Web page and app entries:
▬▬▬▬▬▬
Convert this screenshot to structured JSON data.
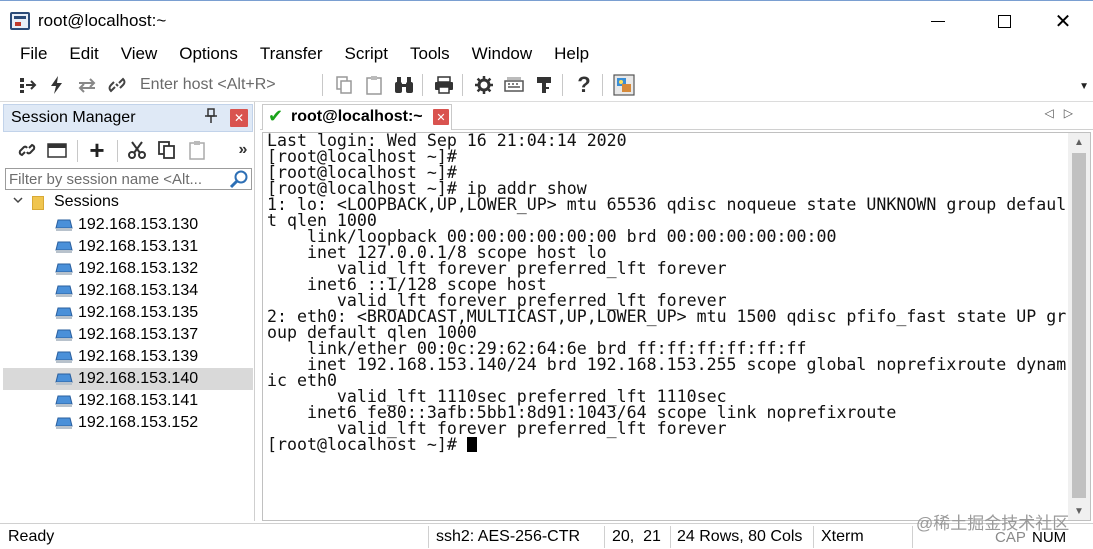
{
  "window": {
    "title": "root@localhost:~",
    "min_glyph": "",
    "max_glyph": "",
    "close_glyph": "✕"
  },
  "menu": [
    "File",
    "Edit",
    "View",
    "Options",
    "Transfer",
    "Script",
    "Tools",
    "Window",
    "Help"
  ],
  "toolbar": {
    "host_placeholder": "Enter host <Alt+R>"
  },
  "session_manager": {
    "title": "Session Manager",
    "filter_placeholder": "Filter by session name <Alt...",
    "root_label": "Sessions",
    "sessions": [
      "192.168.153.130",
      "192.168.153.131",
      "192.168.153.132",
      "192.168.153.134",
      "192.168.153.135",
      "192.168.153.137",
      "192.168.153.139",
      "192.168.153.140",
      "192.168.153.141",
      "192.168.153.152"
    ],
    "selected_session": "192.168.153.140"
  },
  "tab": {
    "title": "root@localhost:~"
  },
  "terminal": {
    "lines": [
      "Last login: Wed Sep 16 21:04:14 2020",
      "[root@localhost ~]#",
      "[root@localhost ~]#",
      "[root@localhost ~]# ip addr show",
      "1: lo: <LOOPBACK,UP,LOWER_UP> mtu 65536 qdisc noqueue state UNKNOWN group defaul",
      "t qlen 1000",
      "    link/loopback 00:00:00:00:00:00 brd 00:00:00:00:00:00",
      "    inet 127.0.0.1/8 scope host lo",
      "       valid_lft forever preferred_lft forever",
      "    inet6 ::1/128 scope host",
      "       valid_lft forever preferred_lft forever",
      "2: eth0: <BROADCAST,MULTICAST,UP,LOWER_UP> mtu 1500 qdisc pfifo_fast state UP gr",
      "oup default qlen 1000",
      "    link/ether 00:0c:29:62:64:6e brd ff:ff:ff:ff:ff:ff",
      "    inet 192.168.153.140/24 brd 192.168.153.255 scope global noprefixroute dynam",
      "ic eth0",
      "       valid_lft 1110sec preferred_lft 1110sec",
      "    inet6 fe80::3afb:5bb1:8d91:1043/64 scope link noprefixroute",
      "       valid_lft forever preferred_lft forever"
    ],
    "prompt": "[root@localhost ~]# "
  },
  "status": {
    "ready": "Ready",
    "cipher": "ssh2: AES-256-CTR",
    "position": "20,  21",
    "size": "24 Rows, 80 Cols",
    "term_type": "Xterm",
    "cap": "CAP",
    "num": "NUM"
  },
  "watermark": "@稀土掘金技术社区",
  "colors": {
    "accent": "#dfe9f6",
    "close_red": "#d9534f",
    "connected_green": "#19a319",
    "selected_row": "#d9d9d9"
  }
}
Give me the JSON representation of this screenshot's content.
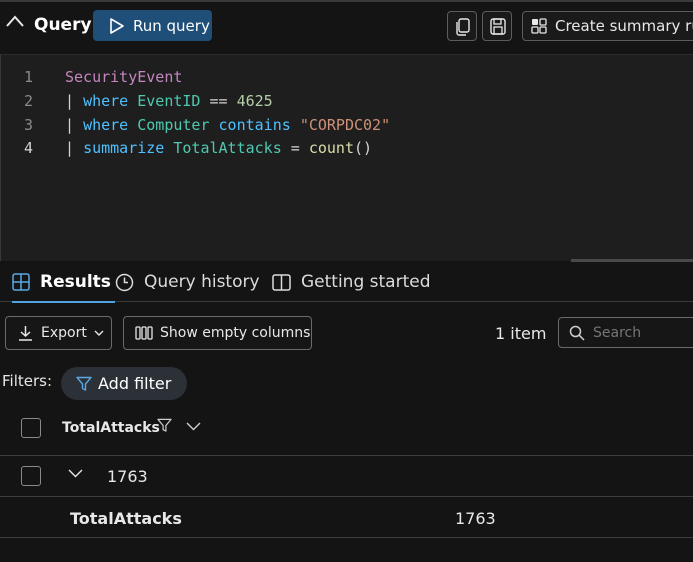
{
  "header": {
    "title": "Query",
    "run_query_label": "Run query",
    "create_summary_rule_label": "Create summary rule"
  },
  "editor": {
    "lines": [
      {
        "number": "1",
        "tokens": [
          {
            "text": "SecurityEvent",
            "color": "#c586c0"
          }
        ]
      },
      {
        "number": "2",
        "tokens": [
          {
            "text": "| ",
            "color": "#d4d4d4"
          },
          {
            "text": "where ",
            "color": "#4fc1ff"
          },
          {
            "text": "EventID",
            "color": "#4ec9b0"
          },
          {
            "text": " == ",
            "color": "#d4d4d4"
          },
          {
            "text": "4625",
            "color": "#b5cea8"
          }
        ]
      },
      {
        "number": "3",
        "tokens": [
          {
            "text": "| ",
            "color": "#d4d4d4"
          },
          {
            "text": "where ",
            "color": "#4fc1ff"
          },
          {
            "text": "Computer",
            "color": "#4ec9b0"
          },
          {
            "text": " contains ",
            "color": "#4fc1ff"
          },
          {
            "text": "\"CORPDC02\"",
            "color": "#ce9178"
          }
        ]
      },
      {
        "number": "4",
        "tokens": [
          {
            "text": "| ",
            "color": "#d4d4d4"
          },
          {
            "text": "summarize ",
            "color": "#4fc1ff"
          },
          {
            "text": "TotalAttacks",
            "color": "#4ec9b0"
          },
          {
            "text": " = ",
            "color": "#d4d4d4"
          },
          {
            "text": "count",
            "color": "#dcdcaa"
          },
          {
            "text": "()",
            "color": "#d4d4d4"
          }
        ]
      }
    ]
  },
  "tabs": {
    "results": "Results",
    "query_history": "Query history",
    "getting_started": "Getting started"
  },
  "toolbar": {
    "export_label": "Export",
    "show_empty_columns_label": "Show empty columns",
    "item_count": "1 item",
    "search_placeholder": "Search"
  },
  "filters": {
    "label": "Filters:",
    "add_filter_label": "Add filter"
  },
  "table": {
    "column_header": "TotalAttacks",
    "group_value": "1763",
    "detail_label": "TotalAttacks",
    "detail_value": "1763"
  }
}
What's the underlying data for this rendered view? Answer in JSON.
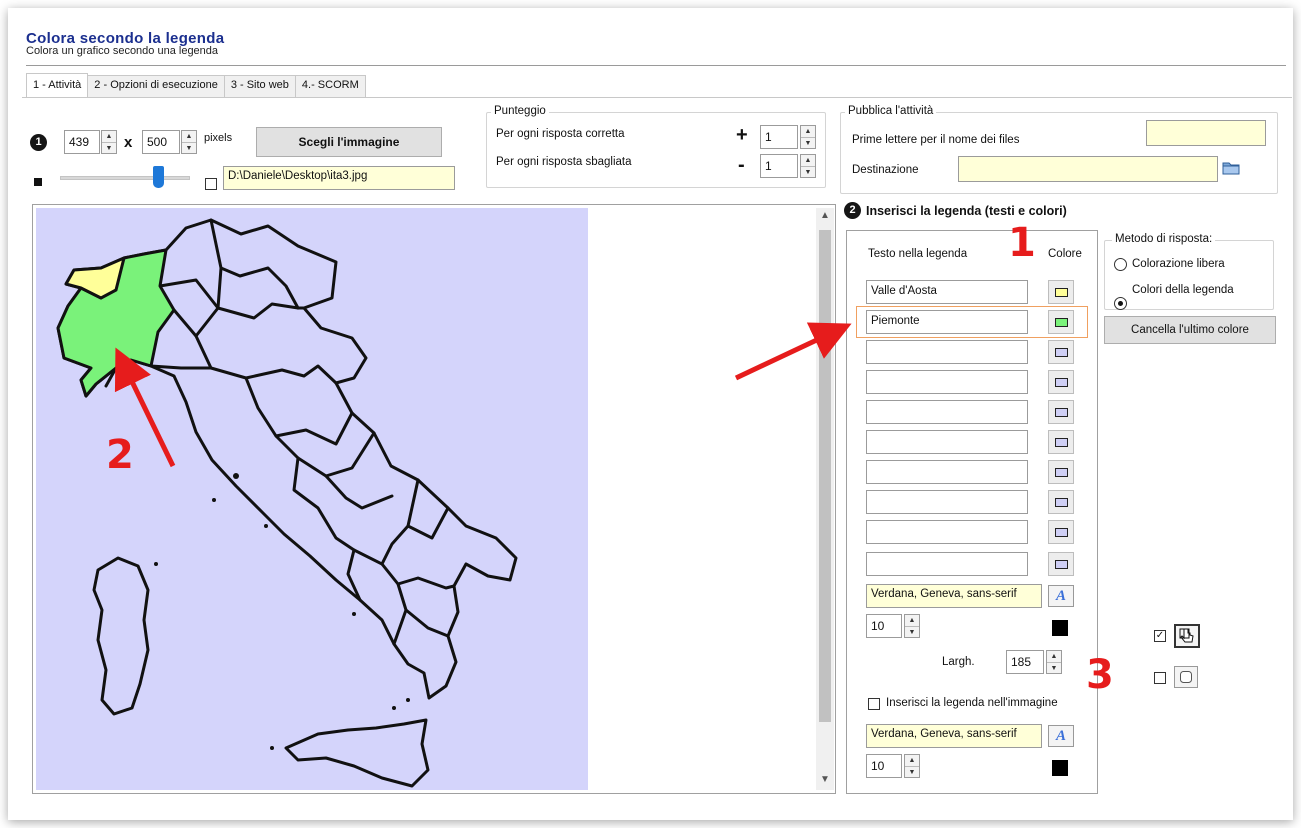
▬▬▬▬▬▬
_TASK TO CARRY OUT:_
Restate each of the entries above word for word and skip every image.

_SOLUTION FOR THIS PROBLEM:_
Convert this screenshot to structured JSON data.
{
  "window": {
    "title": "root@localhost:~",
    "min_glyph": "",
    "max_glyph": "",
    "close_glyph": "✕"
  },
  "menu": [
    "File",
    "Edit",
    "View",
    "Options",
    "Transfer",
    "Script",
    "Tools",
    "Window",
    "Help"
  ],
  "toolbar": {
    "host_placeholder": "Enter host <Alt+R>"
  },
  "session_manager": {
    "title": "Session Manager",
    "filter_placeholder": "Filter by session name <Alt...",
    "root_label": "Sessions",
    "sessions": [
      "192.168.153.130",
      "192.168.153.131",
      "192.168.153.132",
      "192.168.153.134",
      "192.168.153.135",
      "192.168.153.137",
      "192.168.153.139",
      "192.168.153.140",
      "192.168.153.141",
      "192.168.153.152"
    ],
    "selected_session": "192.168.153.140"
  },
  "tab": {
    "title": "root@localhost:~"
  },
  "terminal": {
    "lines": [
      "Last login: Wed Sep 16 21:04:14 2020",
      "[root@localhost ~]#",
      "[root@localhost ~]#",
      "[root@localhost ~]# ip addr show",
      "1: lo: <LOOPBACK,UP,LOWER_UP> mtu 65536 qdisc noqueue state UNKNOWN group defaul",
      "t qlen 1000",
      "    link/loopback 00:00:00:00:00:00 brd 00:00:00:00:00:00",
      "    inet 127.0.0.1/8 scope host lo",
      "       valid_lft forever preferred_lft forever",
      "    inet6 ::1/128 scope host",
      "       valid_lft forever preferred_lft forever",
      "2: eth0: <BROADCAST,MULTICAST,UP,LOWER_UP> mtu 1500 qdisc pfifo_fast state UP gr",
      "oup default qlen 1000",
      "    link/ether 00:0c:29:62:64:6e brd ff:ff:ff:ff:ff:ff",
      "    inet 192.168.153.140/24 brd 192.168.153.255 scope global noprefixroute dynam",
      "ic eth0",
      "       valid_lft 1110sec preferred_lft 1110sec",
      "    inet6 fe80::3afb:5bb1:8d91:1043/64 scope link noprefixroute",
      "       valid_lft forever preferred_lft forever"
    ],
    "prompt": "[root@localhost ~]# "
  },
  "status": {
    "ready": "Ready",
    "cipher": "ssh2: AES-256-CTR",
    "position": "20,  21",
    "size": "24 Rows, 80 Cols",
    "term_type": "Xterm",
    "cap": "CAP",
    "num": "NUM"
  },
  "watermark": "@稀土掘金技术社区",
  "colors": {
    "accent": "#dfe9f6",
    "close_red": "#d9534f",
    "connected_green": "#19a319",
    "selected_row": "#d9d9d9"
  }
}
Give me the JSON representation of this screenshot's content.
{
  "header": {
    "title": "Query",
    "run_query_label": "Run query",
    "create_summary_rule_label": "Create summary rule"
  },
  "editor": {
    "lines": [
      {
        "number": "1",
        "tokens": [
          {
            "text": "SecurityEvent",
            "color": "#c586c0"
          }
        ]
      },
      {
        "number": "2",
        "tokens": [
          {
            "text": "| ",
            "color": "#d4d4d4"
          },
          {
            "text": "where ",
            "color": "#4fc1ff"
          },
          {
            "text": "EventID",
            "color": "#4ec9b0"
          },
          {
            "text": " == ",
            "color": "#d4d4d4"
          },
          {
            "text": "4625",
            "color": "#b5cea8"
          }
        ]
      },
      {
        "number": "3",
        "tokens": [
          {
            "text": "| ",
            "color": "#d4d4d4"
          },
          {
            "text": "where ",
            "color": "#4fc1ff"
          },
          {
            "text": "Computer",
            "color": "#4ec9b0"
          },
          {
            "text": " contains ",
            "color": "#4fc1ff"
          },
          {
            "text": "\"CORPDC02\"",
            "color": "#ce9178"
          }
        ]
      },
      {
        "number": "4",
        "tokens": [
          {
            "text": "| ",
            "color": "#d4d4d4"
          },
          {
            "text": "summarize ",
            "color": "#4fc1ff"
          },
          {
            "text": "TotalAttacks",
            "color": "#4ec9b0"
          },
          {
            "text": " = ",
            "color": "#d4d4d4"
          },
          {
            "text": "count",
            "color": "#dcdcaa"
          },
          {
            "text": "()",
            "color": "#d4d4d4"
          }
        ]
      }
    ]
  },
  "tabs": {
    "results": "Results",
    "query_history": "Query history",
    "getting_started": "Getting started"
  },
  "toolbar": {
    "export_label": "Export",
    "show_empty_columns_label": "Show empty columns",
    "item_count": "1 item",
    "search_placeholder": "Search"
  },
  "filters": {
    "label": "Filters:",
    "add_filter_label": "Add filter"
  },
  "table": {
    "column_header": "TotalAttacks",
    "group_value": "1763",
    "detail_label": "TotalAttacks",
    "detail_value": "1763"
  }
}
What's the underlying data for this rendered view? Answer in JSON.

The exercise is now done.